• **About this exercise**:
A faithful copy of the entries is needed, one that leaves out the pictures.

• **Provided information**:
*****
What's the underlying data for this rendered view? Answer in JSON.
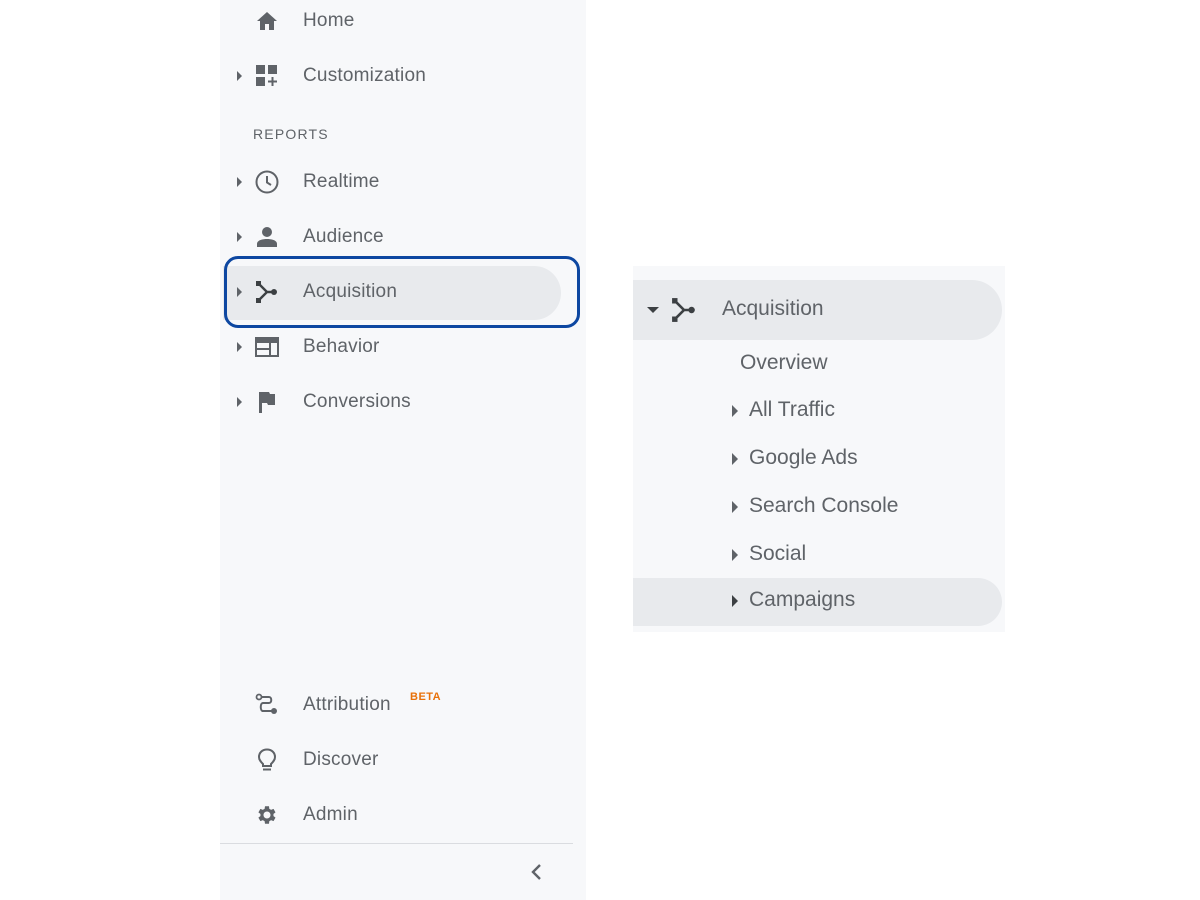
{
  "sidebar": {
    "top_items": [
      {
        "label": "Home",
        "icon": "home-icon",
        "has_caret": false
      },
      {
        "label": "Customization",
        "icon": "dashboard-add-icon",
        "has_caret": true
      }
    ],
    "section_label": "REPORTS",
    "report_items": [
      {
        "label": "Realtime",
        "icon": "clock-icon",
        "has_caret": true
      },
      {
        "label": "Audience",
        "icon": "person-icon",
        "has_caret": true
      },
      {
        "label": "Acquisition",
        "icon": "merge-icon",
        "has_caret": true,
        "active": true
      },
      {
        "label": "Behavior",
        "icon": "web-layout-icon",
        "has_caret": true
      },
      {
        "label": "Conversions",
        "icon": "flag-icon",
        "has_caret": true
      }
    ],
    "bottom_items": [
      {
        "label": "Attribution",
        "icon": "route-icon",
        "badge": "BETA"
      },
      {
        "label": "Discover",
        "icon": "lightbulb-icon"
      },
      {
        "label": "Admin",
        "icon": "gear-icon"
      }
    ],
    "collapse_icon": "chevron-left-icon"
  },
  "submenu": {
    "title": "Acquisition",
    "icon": "merge-icon",
    "items": [
      {
        "label": "Overview",
        "has_caret": false
      },
      {
        "label": "All Traffic",
        "has_caret": true
      },
      {
        "label": "Google Ads",
        "has_caret": true
      },
      {
        "label": "Search Console",
        "has_caret": true
      },
      {
        "label": "Social",
        "has_caret": true
      },
      {
        "label": "Campaigns",
        "has_caret": true,
        "active": true
      }
    ]
  },
  "colors": {
    "highlight_border": "#0d47a1",
    "beta_badge": "#e8710a",
    "sidebar_bg": "#f7f8fa",
    "active_bg": "#e8eaed",
    "text": "#5f6368"
  }
}
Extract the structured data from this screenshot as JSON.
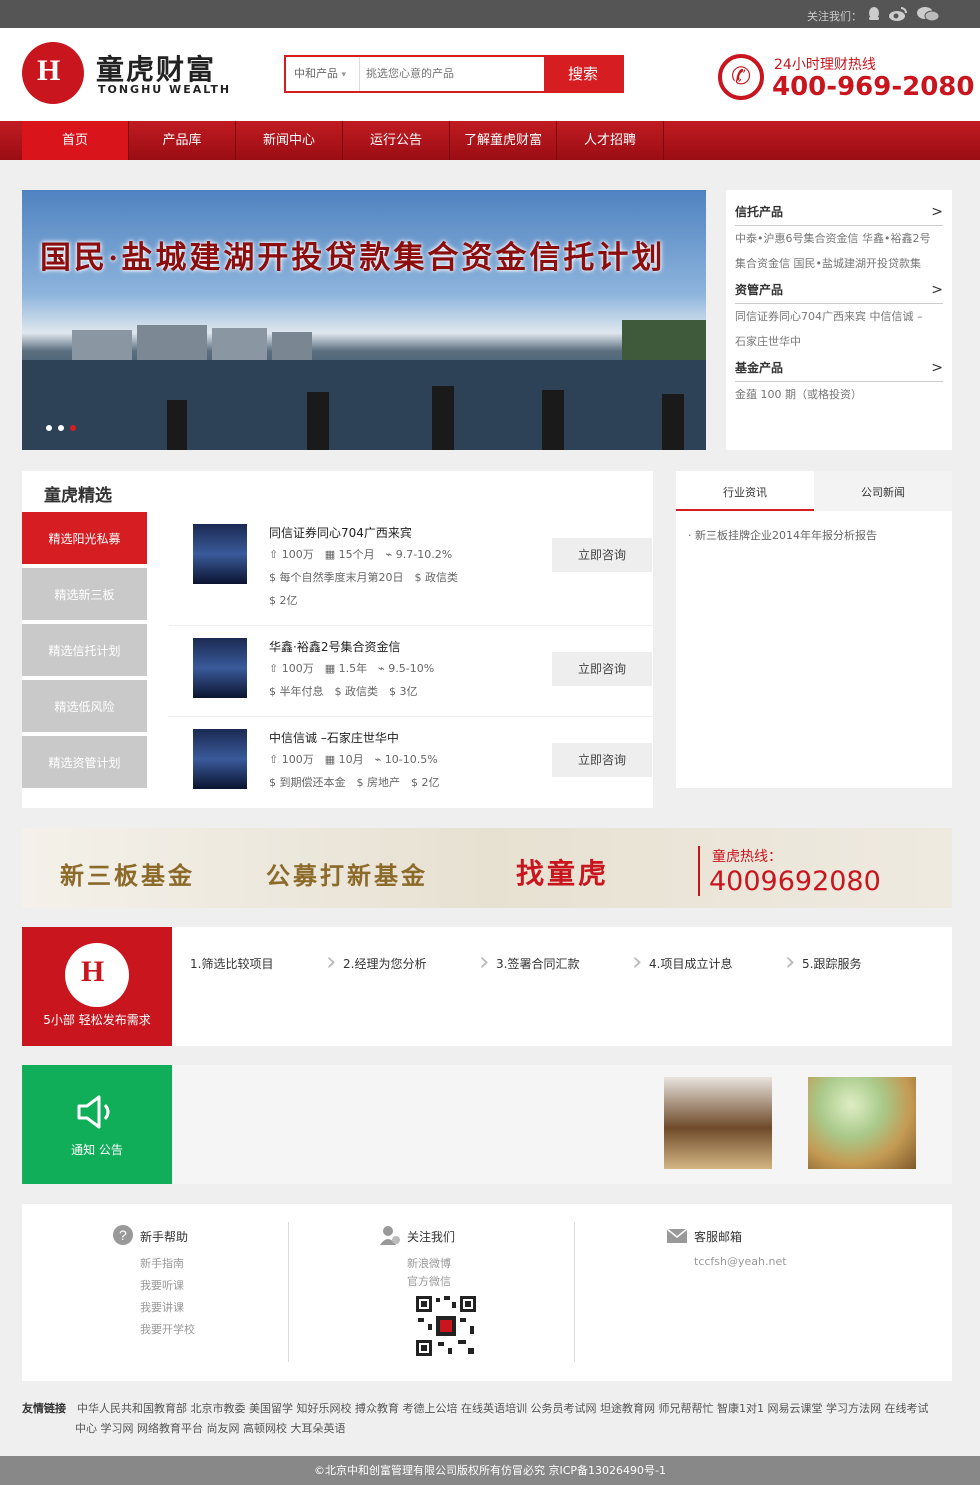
{
  "topbar": {
    "follow_label": "关注我们："
  },
  "header": {
    "logo_cn": "童虎财富",
    "logo_en": "TONGHU WEALTH",
    "search_category": "中和产品",
    "search_placeholder": "挑选您心意的产品",
    "search_button": "搜索",
    "hotline_label": "24小时理财热线",
    "hotline_number": "400-969-2080"
  },
  "nav": {
    "items": [
      "首页",
      "产品库",
      "新闻中心",
      "运行公告",
      "了解童虎财富",
      "人才招聘"
    ]
  },
  "banner": {
    "title": "国民·盐城建湖开投贷款集合资金信托计划"
  },
  "categories": [
    {
      "title": "信托产品",
      "arrow": ">",
      "lines": [
        "中泰•沪惠6号集合资金信  华鑫•裕鑫2号",
        "集合资金信  国民•盐城建湖开投贷款集"
      ]
    },
    {
      "title": "资管产品",
      "arrow": ">",
      "lines": [
        "同信证券同心704广西来宾  中信信诚 –",
        "石家庄世华中"
      ]
    },
    {
      "title": "基金产品",
      "arrow": ">",
      "lines": [
        "金蕴 100 期（或格投资）"
      ]
    }
  ],
  "selection": {
    "title": "童虎精选",
    "tabs": [
      "精选阳光私募",
      "精选新三板",
      "精选信托计划",
      "精选低风险",
      "精选资管计划"
    ],
    "products": [
      {
        "name": "同信证券同心704广西来宾",
        "amount": "100万",
        "term": "15个月",
        "rate": "9.7-10.2%",
        "pay": "每个自然季度末月第20日",
        "type": "政信类",
        "scale": "2亿",
        "button": "立即咨询"
      },
      {
        "name": "华鑫·裕鑫2号集合资金信",
        "amount": "100万",
        "term": "1.5年",
        "rate": "9.5-10%",
        "pay": "半年付息",
        "type": "政信类",
        "scale": "3亿",
        "button": "立即咨询"
      },
      {
        "name": "中信信诚 –石家庄世华中",
        "amount": "100万",
        "term": "10月",
        "rate": "10-10.5%",
        "pay": "到期偿还本金",
        "type": "房地产",
        "scale": "2亿",
        "button": "立即咨询"
      }
    ]
  },
  "news": {
    "tabs": [
      "行业资讯",
      "公司新闻"
    ],
    "items": [
      "新三板挂牌企业2014年年报分析报告"
    ]
  },
  "ad": {
    "text1": "新三板基金",
    "text2": "公募打新基金",
    "text3": "找童虎",
    "hotline_label": "童虎热线：",
    "hotline_number": "4009692080"
  },
  "steps": {
    "badge_text": "5小部 轻松发布需求",
    "items": [
      "1.筛选比较项目",
      "2.经理为您分析",
      "3.签署合同汇款",
      "4.项目成立计息",
      "5.跟踪服务"
    ]
  },
  "notice": {
    "label": "通知 公告"
  },
  "footer": {
    "help": {
      "title": "新手帮助",
      "items": [
        "新手指南",
        "我要听课",
        "我要讲课",
        "我要开学校"
      ]
    },
    "follow": {
      "title": "关注我们",
      "items": [
        "新浪微博",
        "官方微信"
      ]
    },
    "mail": {
      "title": "客服邮箱",
      "address": "tccfsh@yeah.net"
    }
  },
  "links": {
    "label": "友情链接",
    "line1": "中华人民共和国教育部 北京市教委 美国留学 知好乐网校 搏众教育 考德上公培 在线英语培训 公务员考试网 坦途教育网 师兄帮帮忙 智康1对1 网易云课堂 学习方法网 在线考试",
    "line2": "中心 学习网 网络教育平台 尚友网 高顿网校 大耳朵英语"
  },
  "copyright": "©北京中和创富管理有限公司版权所有仿冒必究 京ICP备13026490号-1",
  "colors": {
    "brand": "#c9151e",
    "notice": "#11ae5a"
  }
}
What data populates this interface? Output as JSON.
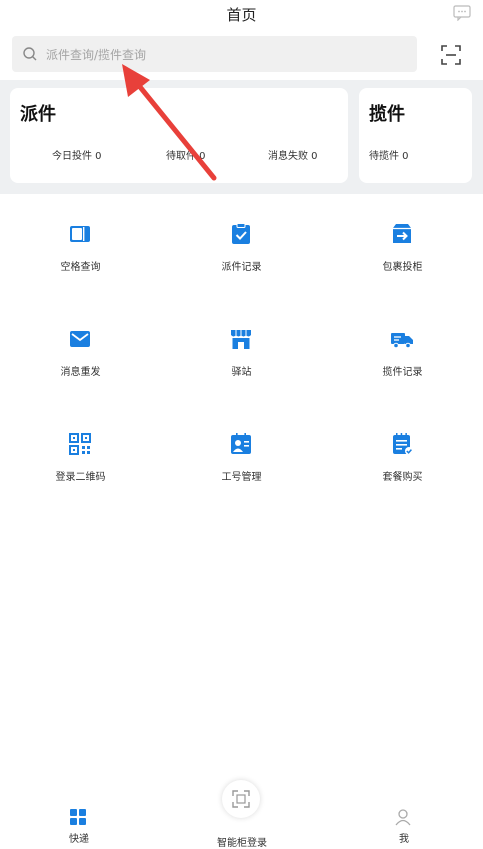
{
  "header": {
    "title": "首页",
    "message_icon": "message-icon"
  },
  "search": {
    "placeholder": "派件查询/揽件查询",
    "scan_icon": "scan-icon"
  },
  "cards": {
    "send": {
      "title": "派件",
      "stats": [
        {
          "label": "今日投件 0"
        },
        {
          "label": "待取件 0"
        },
        {
          "label": "消息失败  0"
        }
      ]
    },
    "collect": {
      "title": "揽件",
      "stats": [
        {
          "label": "待揽件  0"
        }
      ]
    }
  },
  "grid": [
    {
      "label": "空格查询",
      "icon": "cabinet-icon"
    },
    {
      "label": "派件记录",
      "icon": "clipboard-check-icon"
    },
    {
      "label": "包裹投柜",
      "icon": "box-arrow-icon"
    },
    {
      "label": "消息重发",
      "icon": "mail-icon"
    },
    {
      "label": "驿站",
      "icon": "store-icon"
    },
    {
      "label": "揽件记录",
      "icon": "truck-icon"
    },
    {
      "label": "登录二维码",
      "icon": "qr-code-icon"
    },
    {
      "label": "工号管理",
      "icon": "id-badge-icon"
    },
    {
      "label": "套餐购买",
      "icon": "notepad-check-icon"
    }
  ],
  "tabbar": {
    "tabs": [
      {
        "label": "快递",
        "icon": "grid-icon"
      },
      {
        "label": "智能柜登录",
        "icon": "scan-icon"
      },
      {
        "label": "我",
        "icon": "user-icon"
      }
    ]
  },
  "colors": {
    "accent": "#1a7fe0",
    "annotation_arrow": "#e8403a",
    "card_bg": "#eef0f2"
  }
}
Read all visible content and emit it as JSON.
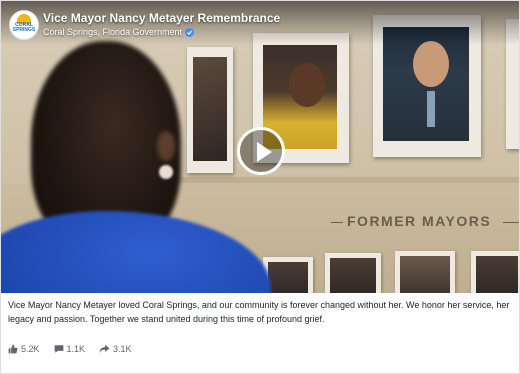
{
  "header": {
    "title": "Vice Mayor Nancy Metayer Remembrance",
    "page_name": "Coral Springs, Florida Government",
    "verified_icon": "verified-badge-icon",
    "logo_text": "CORAL SPRINGS"
  },
  "video": {
    "sign_text": "FORMER MAYORS",
    "play_icon": "play-icon"
  },
  "post": {
    "caption": "Vice Mayor Nancy Metayer loved Coral Springs, and our community is forever changed without her. We honor her service, her legacy and passion. Together we stand united during this time of profound grief."
  },
  "stats": {
    "reactions": "5.2K",
    "comments": "1.1K",
    "shares": "3.1K"
  },
  "colors": {
    "brand_blue": "#4a8df8",
    "text": "#1d2129",
    "muted": "#606770"
  }
}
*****
• **Output for this exercise**:
What's the underlying data for this rendered view? Answer in JSON.
{
  "sidebar": {
    "top_items": [
      {
        "label": "Home",
        "icon": "home-icon",
        "has_caret": false
      },
      {
        "label": "Customization",
        "icon": "dashboard-add-icon",
        "has_caret": true
      }
    ],
    "section_label": "REPORTS",
    "report_items": [
      {
        "label": "Realtime",
        "icon": "clock-icon",
        "has_caret": true
      },
      {
        "label": "Audience",
        "icon": "person-icon",
        "has_caret": true
      },
      {
        "label": "Acquisition",
        "icon": "merge-icon",
        "has_caret": true,
        "active": true
      },
      {
        "label": "Behavior",
        "icon": "web-layout-icon",
        "has_caret": true
      },
      {
        "label": "Conversions",
        "icon": "flag-icon",
        "has_caret": true
      }
    ],
    "bottom_items": [
      {
        "label": "Attribution",
        "icon": "route-icon",
        "badge": "BETA"
      },
      {
        "label": "Discover",
        "icon": "lightbulb-icon"
      },
      {
        "label": "Admin",
        "icon": "gear-icon"
      }
    ],
    "collapse_icon": "chevron-left-icon"
  },
  "submenu": {
    "title": "Acquisition",
    "icon": "merge-icon",
    "items": [
      {
        "label": "Overview",
        "has_caret": false
      },
      {
        "label": "All Traffic",
        "has_caret": true
      },
      {
        "label": "Google Ads",
        "has_caret": true
      },
      {
        "label": "Search Console",
        "has_caret": true
      },
      {
        "label": "Social",
        "has_caret": true
      },
      {
        "label": "Campaigns",
        "has_caret": true,
        "active": true
      }
    ]
  },
  "colors": {
    "highlight_border": "#0d47a1",
    "beta_badge": "#e8710a",
    "sidebar_bg": "#f7f8fa",
    "active_bg": "#e8eaed",
    "text": "#5f6368"
  }
}
Extract the structured data from this screenshot as JSON.
{
  "topbar": {
    "follow_label": "关注我们："
  },
  "header": {
    "logo_cn": "童虎财富",
    "logo_en": "TONGHU WEALTH",
    "search_category": "中和产品",
    "search_placeholder": "挑选您心意的产品",
    "search_button": "搜索",
    "hotline_label": "24小时理财热线",
    "hotline_number": "400-969-2080"
  },
  "nav": {
    "items": [
      "首页",
      "产品库",
      "新闻中心",
      "运行公告",
      "了解童虎财富",
      "人才招聘"
    ]
  },
  "banner": {
    "title": "国民·盐城建湖开投贷款集合资金信托计划"
  },
  "categories": [
    {
      "title": "信托产品",
      "arrow": ">",
      "lines": [
        "中泰•沪惠6号集合资金信  华鑫•裕鑫2号",
        "集合资金信  国民•盐城建湖开投贷款集"
      ]
    },
    {
      "title": "资管产品",
      "arrow": ">",
      "lines": [
        "同信证券同心704广西来宾  中信信诚 –",
        "石家庄世华中"
      ]
    },
    {
      "title": "基金产品",
      "arrow": ">",
      "lines": [
        "金蕴 100 期（或格投资）"
      ]
    }
  ],
  "selection": {
    "title": "童虎精选",
    "tabs": [
      "精选阳光私募",
      "精选新三板",
      "精选信托计划",
      "精选低风险",
      "精选资管计划"
    ],
    "products": [
      {
        "name": "同信证券同心704广西来宾",
        "amount": "100万",
        "term": "15个月",
        "rate": "9.7-10.2%",
        "pay": "每个自然季度末月第20日",
        "type": "政信类",
        "scale": "2亿",
        "button": "立即咨询"
      },
      {
        "name": "华鑫·裕鑫2号集合资金信",
        "amount": "100万",
        "term": "1.5年",
        "rate": "9.5-10%",
        "pay": "半年付息",
        "type": "政信类",
        "scale": "3亿",
        "button": "立即咨询"
      },
      {
        "name": "中信信诚 –石家庄世华中",
        "amount": "100万",
        "term": "10月",
        "rate": "10-10.5%",
        "pay": "到期偿还本金",
        "type": "房地产",
        "scale": "2亿",
        "button": "立即咨询"
      }
    ]
  },
  "news": {
    "tabs": [
      "行业资讯",
      "公司新闻"
    ],
    "items": [
      "新三板挂牌企业2014年年报分析报告"
    ]
  },
  "ad": {
    "text1": "新三板基金",
    "text2": "公募打新基金",
    "text3": "找童虎",
    "hotline_label": "童虎热线：",
    "hotline_number": "4009692080"
  },
  "steps": {
    "badge_text": "5小部 轻松发布需求",
    "items": [
      "1.筛选比较项目",
      "2.经理为您分析",
      "3.签署合同汇款",
      "4.项目成立计息",
      "5.跟踪服务"
    ]
  },
  "notice": {
    "label": "通知 公告"
  },
  "footer": {
    "help": {
      "title": "新手帮助",
      "items": [
        "新手指南",
        "我要听课",
        "我要讲课",
        "我要开学校"
      ]
    },
    "follow": {
      "title": "关注我们",
      "items": [
        "新浪微博",
        "官方微信"
      ]
    },
    "mail": {
      "title": "客服邮箱",
      "address": "tccfsh@yeah.net"
    }
  },
  "links": {
    "label": "友情链接",
    "line1": "中华人民共和国教育部 北京市教委 美国留学 知好乐网校 搏众教育 考德上公培 在线英语培训 公务员考试网 坦途教育网 师兄帮帮忙 智康1对1 网易云课堂 学习方法网 在线考试",
    "line2": "中心 学习网 网络教育平台 尚友网 高顿网校 大耳朵英语"
  },
  "copyright": "©北京中和创富管理有限公司版权所有仿冒必究 京ICP备13026490号-1",
  "colors": {
    "brand": "#c9151e",
    "notice": "#11ae5a"
  }
}
What data populates this interface? Output as JSON.
{
  "header": {
    "title": "首页",
    "message_icon": "message-icon"
  },
  "search": {
    "placeholder": "派件查询/揽件查询",
    "scan_icon": "scan-icon"
  },
  "cards": {
    "send": {
      "title": "派件",
      "stats": [
        {
          "label": "今日投件 0"
        },
        {
          "label": "待取件 0"
        },
        {
          "label": "消息失败  0"
        }
      ]
    },
    "collect": {
      "title": "揽件",
      "stats": [
        {
          "label": "待揽件  0"
        }
      ]
    }
  },
  "grid": [
    {
      "label": "空格查询",
      "icon": "cabinet-icon"
    },
    {
      "label": "派件记录",
      "icon": "clipboard-check-icon"
    },
    {
      "label": "包裹投柜",
      "icon": "box-arrow-icon"
    },
    {
      "label": "消息重发",
      "icon": "mail-icon"
    },
    {
      "label": "驿站",
      "icon": "store-icon"
    },
    {
      "label": "揽件记录",
      "icon": "truck-icon"
    },
    {
      "label": "登录二维码",
      "icon": "qr-code-icon"
    },
    {
      "label": "工号管理",
      "icon": "id-badge-icon"
    },
    {
      "label": "套餐购买",
      "icon": "notepad-check-icon"
    }
  ],
  "tabbar": {
    "tabs": [
      {
        "label": "快递",
        "icon": "grid-icon"
      },
      {
        "label": "智能柜登录",
        "icon": "scan-icon"
      },
      {
        "label": "我",
        "icon": "user-icon"
      }
    ]
  },
  "colors": {
    "accent": "#1a7fe0",
    "annotation_arrow": "#e8403a",
    "card_bg": "#eef0f2"
  }
}
Read all visible content and emit it as JSON.
{
  "header": {
    "title": "Vice Mayor Nancy Metayer Remembrance",
    "page_name": "Coral Springs, Florida Government",
    "verified_icon": "verified-badge-icon",
    "logo_text": "CORAL SPRINGS"
  },
  "video": {
    "sign_text": "FORMER MAYORS",
    "play_icon": "play-icon"
  },
  "post": {
    "caption": "Vice Mayor Nancy Metayer loved Coral Springs, and our community is forever changed without her. We honor her service, her legacy and passion. Together we stand united during this time of profound grief."
  },
  "stats": {
    "reactions": "5.2K",
    "comments": "1.1K",
    "shares": "3.1K"
  },
  "colors": {
    "brand_blue": "#4a8df8",
    "text": "#1d2129",
    "muted": "#606770"
  }
}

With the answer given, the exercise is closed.